Aboriginal bark painting is an art form that has existed in Australia for hundreds of years and is still practiced by indigenous peoples in Western Australia's Kimberley region. My grade three students recently celebrated NAIDOC Week by creating aboriginal inspired paintings.
Students scrunched and creased a piece of brown paper to create a surface imitating the texture and softness of bark. They were then asked to draw an Australian animal for the focus of their design and to create line and pattern in their work inspired by images of various examples of traditional Aboriginal artwork. We discussed the innovative practices of the aboriginal peoples who used crushed rock and clay pieces, charcoal and mixtures of blood, feathers, fat and other organic material to create their paints, resulting in a variety of earthy colours.
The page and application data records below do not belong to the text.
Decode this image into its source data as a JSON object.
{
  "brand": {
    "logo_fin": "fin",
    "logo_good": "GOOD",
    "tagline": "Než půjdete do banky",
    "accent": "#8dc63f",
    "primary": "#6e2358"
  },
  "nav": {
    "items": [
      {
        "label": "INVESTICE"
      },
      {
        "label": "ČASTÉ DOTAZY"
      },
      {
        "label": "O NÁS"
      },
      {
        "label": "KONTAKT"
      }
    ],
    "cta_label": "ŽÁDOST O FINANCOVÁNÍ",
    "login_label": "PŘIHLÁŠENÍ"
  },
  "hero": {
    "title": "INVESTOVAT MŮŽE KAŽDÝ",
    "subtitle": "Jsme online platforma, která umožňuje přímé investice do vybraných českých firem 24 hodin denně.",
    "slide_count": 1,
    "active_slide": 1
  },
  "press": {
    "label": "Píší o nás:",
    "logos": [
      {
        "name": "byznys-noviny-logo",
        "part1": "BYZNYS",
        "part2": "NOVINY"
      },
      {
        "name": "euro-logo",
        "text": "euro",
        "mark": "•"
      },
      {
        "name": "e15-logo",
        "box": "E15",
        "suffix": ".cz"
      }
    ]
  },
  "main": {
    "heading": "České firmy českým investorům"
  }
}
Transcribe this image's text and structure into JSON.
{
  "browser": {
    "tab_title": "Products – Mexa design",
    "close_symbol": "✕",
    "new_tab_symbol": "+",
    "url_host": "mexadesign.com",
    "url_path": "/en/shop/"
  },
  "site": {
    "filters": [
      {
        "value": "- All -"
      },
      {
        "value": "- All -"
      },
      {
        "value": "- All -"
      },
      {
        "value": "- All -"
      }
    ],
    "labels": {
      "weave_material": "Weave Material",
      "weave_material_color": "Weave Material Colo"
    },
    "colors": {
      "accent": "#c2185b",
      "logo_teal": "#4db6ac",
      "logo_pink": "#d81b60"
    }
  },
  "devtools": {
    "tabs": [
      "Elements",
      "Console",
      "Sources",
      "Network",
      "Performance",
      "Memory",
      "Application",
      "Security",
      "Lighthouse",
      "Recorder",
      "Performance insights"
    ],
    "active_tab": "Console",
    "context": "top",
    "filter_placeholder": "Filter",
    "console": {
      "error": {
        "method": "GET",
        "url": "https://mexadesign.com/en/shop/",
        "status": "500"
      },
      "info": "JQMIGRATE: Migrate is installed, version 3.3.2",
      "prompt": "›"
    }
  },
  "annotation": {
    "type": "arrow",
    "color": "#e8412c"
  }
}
Students were asked to use a similar colour range when painting their design and were offered small paintbrushes as well as various sticks to use as painting tools.
The work was completed by gluing sticks collected from the school grounds to the edges of the painting and tying string to the top of each piece for display.